--- Provided data Enclosed Below ---

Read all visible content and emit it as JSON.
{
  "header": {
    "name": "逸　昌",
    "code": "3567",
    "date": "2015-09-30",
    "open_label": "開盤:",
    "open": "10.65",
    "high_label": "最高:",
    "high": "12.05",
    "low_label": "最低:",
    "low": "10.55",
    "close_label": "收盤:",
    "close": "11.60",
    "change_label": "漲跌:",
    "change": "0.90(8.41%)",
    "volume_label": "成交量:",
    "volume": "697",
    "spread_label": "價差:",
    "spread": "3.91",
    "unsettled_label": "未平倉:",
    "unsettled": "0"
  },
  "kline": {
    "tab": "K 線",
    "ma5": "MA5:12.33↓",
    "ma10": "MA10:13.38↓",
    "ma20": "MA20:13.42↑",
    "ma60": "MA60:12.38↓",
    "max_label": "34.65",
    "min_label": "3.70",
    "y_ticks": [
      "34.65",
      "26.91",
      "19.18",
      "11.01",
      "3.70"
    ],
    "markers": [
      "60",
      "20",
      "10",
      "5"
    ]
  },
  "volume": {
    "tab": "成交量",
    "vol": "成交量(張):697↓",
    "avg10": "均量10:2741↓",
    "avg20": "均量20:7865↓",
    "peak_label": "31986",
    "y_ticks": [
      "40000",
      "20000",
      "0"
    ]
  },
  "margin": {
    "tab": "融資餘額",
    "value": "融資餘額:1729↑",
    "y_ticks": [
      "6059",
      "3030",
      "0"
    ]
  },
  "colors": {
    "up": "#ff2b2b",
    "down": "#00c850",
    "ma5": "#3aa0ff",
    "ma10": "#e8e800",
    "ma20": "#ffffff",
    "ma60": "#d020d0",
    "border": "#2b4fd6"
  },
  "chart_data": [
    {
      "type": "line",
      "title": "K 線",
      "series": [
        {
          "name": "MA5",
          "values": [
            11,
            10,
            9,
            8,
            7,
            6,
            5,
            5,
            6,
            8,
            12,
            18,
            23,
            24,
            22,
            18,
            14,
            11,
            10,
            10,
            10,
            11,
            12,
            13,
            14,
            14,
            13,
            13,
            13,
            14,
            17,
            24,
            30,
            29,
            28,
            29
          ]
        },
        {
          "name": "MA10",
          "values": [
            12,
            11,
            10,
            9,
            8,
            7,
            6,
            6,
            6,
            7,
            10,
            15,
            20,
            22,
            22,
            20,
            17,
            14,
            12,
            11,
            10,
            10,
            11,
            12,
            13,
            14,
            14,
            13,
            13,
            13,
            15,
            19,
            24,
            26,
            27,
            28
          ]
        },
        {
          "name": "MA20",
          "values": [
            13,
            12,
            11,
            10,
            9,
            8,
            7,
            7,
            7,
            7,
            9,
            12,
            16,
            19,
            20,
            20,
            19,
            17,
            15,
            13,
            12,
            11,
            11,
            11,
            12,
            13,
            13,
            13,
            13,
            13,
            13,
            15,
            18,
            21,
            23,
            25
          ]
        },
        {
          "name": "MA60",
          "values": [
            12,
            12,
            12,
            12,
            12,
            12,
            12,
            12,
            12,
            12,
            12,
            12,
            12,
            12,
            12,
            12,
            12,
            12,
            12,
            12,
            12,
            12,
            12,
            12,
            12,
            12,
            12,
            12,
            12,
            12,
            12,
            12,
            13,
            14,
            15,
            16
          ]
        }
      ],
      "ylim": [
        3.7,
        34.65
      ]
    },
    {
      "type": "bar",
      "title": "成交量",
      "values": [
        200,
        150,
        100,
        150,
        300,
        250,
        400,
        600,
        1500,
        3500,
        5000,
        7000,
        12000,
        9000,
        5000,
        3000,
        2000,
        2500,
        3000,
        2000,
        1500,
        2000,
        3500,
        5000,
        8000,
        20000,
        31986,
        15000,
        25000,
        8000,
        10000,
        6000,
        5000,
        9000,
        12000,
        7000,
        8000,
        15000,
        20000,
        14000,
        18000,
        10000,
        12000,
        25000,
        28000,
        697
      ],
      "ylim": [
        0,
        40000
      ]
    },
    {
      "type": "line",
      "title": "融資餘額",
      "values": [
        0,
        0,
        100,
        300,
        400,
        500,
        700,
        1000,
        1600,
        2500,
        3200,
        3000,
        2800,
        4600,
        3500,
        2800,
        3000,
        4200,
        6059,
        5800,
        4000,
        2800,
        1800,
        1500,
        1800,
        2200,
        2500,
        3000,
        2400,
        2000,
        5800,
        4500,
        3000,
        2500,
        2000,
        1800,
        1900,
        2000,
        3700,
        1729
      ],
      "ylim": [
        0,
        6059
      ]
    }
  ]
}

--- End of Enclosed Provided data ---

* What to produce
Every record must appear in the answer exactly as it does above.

* Task output
Read all visible content and emit it as JSON.
{
  "header": {
    "name": "逸　昌",
    "code": "3567",
    "date": "2015-09-30",
    "open_label": "開盤:",
    "open": "10.65",
    "high_label": "最高:",
    "high": "12.05",
    "low_label": "最低:",
    "low": "10.55",
    "close_label": "收盤:",
    "close": "11.60",
    "change_label": "漲跌:",
    "change": "0.90(8.41%)",
    "volume_label": "成交量:",
    "volume": "697",
    "spread_label": "價差:",
    "spread": "3.91",
    "unsettled_label": "未平倉:",
    "unsettled": "0"
  },
  "kline": {
    "tab": "K 線",
    "ma5": "MA5:12.33↓",
    "ma10": "MA10:13.38↓",
    "ma20": "MA20:13.42↑",
    "ma60": "MA60:12.38↓",
    "max_label": "34.65",
    "min_label": "3.70",
    "y_ticks": [
      "34.65",
      "26.91",
      "19.18",
      "11.01",
      "3.70"
    ],
    "markers": [
      "60",
      "20",
      "10",
      "5"
    ]
  },
  "volume": {
    "tab": "成交量",
    "vol": "成交量(張):697↓",
    "avg10": "均量10:2741↓",
    "avg20": "均量20:7865↓",
    "peak_label": "31986",
    "y_ticks": [
      "40000",
      "20000",
      "0"
    ]
  },
  "margin": {
    "tab": "融資餘額",
    "value": "融資餘額:1729↑",
    "y_ticks": [
      "6059",
      "3030",
      "0"
    ]
  },
  "colors": {
    "up": "#ff2b2b",
    "down": "#00c850",
    "ma5": "#3aa0ff",
    "ma10": "#e8e800",
    "ma20": "#ffffff",
    "ma60": "#d020d0",
    "border": "#2b4fd6"
  },
  "chart_data": [
    {
      "type": "line",
      "title": "K 線",
      "series": [
        {
          "name": "MA5",
          "values": [
            11,
            10,
            9,
            8,
            7,
            6,
            5,
            5,
            6,
            8,
            12,
            18,
            23,
            24,
            22,
            18,
            14,
            11,
            10,
            10,
            10,
            11,
            12,
            13,
            14,
            14,
            13,
            13,
            13,
            14,
            17,
            24,
            30,
            29,
            28,
            29
          ]
        },
        {
          "name": "MA10",
          "values": [
            12,
            11,
            10,
            9,
            8,
            7,
            6,
            6,
            6,
            7,
            10,
            15,
            20,
            22,
            22,
            20,
            17,
            14,
            12,
            11,
            10,
            10,
            11,
            12,
            13,
            14,
            14,
            13,
            13,
            13,
            15,
            19,
            24,
            26,
            27,
            28
          ]
        },
        {
          "name": "MA20",
          "values": [
            13,
            12,
            11,
            10,
            9,
            8,
            7,
            7,
            7,
            7,
            9,
            12,
            16,
            19,
            20,
            20,
            19,
            17,
            15,
            13,
            12,
            11,
            11,
            11,
            12,
            13,
            13,
            13,
            13,
            13,
            13,
            15,
            18,
            21,
            23,
            25
          ]
        },
        {
          "name": "MA60",
          "values": [
            12,
            12,
            12,
            12,
            12,
            12,
            12,
            12,
            12,
            12,
            12,
            12,
            12,
            12,
            12,
            12,
            12,
            12,
            12,
            12,
            12,
            12,
            12,
            12,
            12,
            12,
            12,
            12,
            12,
            12,
            12,
            12,
            13,
            14,
            15,
            16
          ]
        }
      ],
      "ylim": [
        3.7,
        34.65
      ]
    },
    {
      "type": "bar",
      "title": "成交量",
      "values": [
        200,
        150,
        100,
        150,
        300,
        250,
        400,
        600,
        1500,
        3500,
        5000,
        7000,
        12000,
        9000,
        5000,
        3000,
        2000,
        2500,
        3000,
        2000,
        1500,
        2000,
        3500,
        5000,
        8000,
        20000,
        31986,
        15000,
        25000,
        8000,
        10000,
        6000,
        5000,
        9000,
        12000,
        7000,
        8000,
        15000,
        20000,
        14000,
        18000,
        10000,
        12000,
        25000,
        28000,
        697
      ],
      "ylim": [
        0,
        40000
      ]
    },
    {
      "type": "line",
      "title": "融資餘額",
      "values": [
        0,
        0,
        100,
        300,
        400,
        500,
        700,
        1000,
        1600,
        2500,
        3200,
        3000,
        2800,
        4600,
        3500,
        2800,
        3000,
        4200,
        6059,
        5800,
        4000,
        2800,
        1800,
        1500,
        1800,
        2200,
        2500,
        3000,
        2400,
        2000,
        5800,
        4500,
        3000,
        2500,
        2000,
        1800,
        1900,
        2000,
        3700,
        1729
      ],
      "ylim": [
        0,
        6059
      ]
    }
  ]
}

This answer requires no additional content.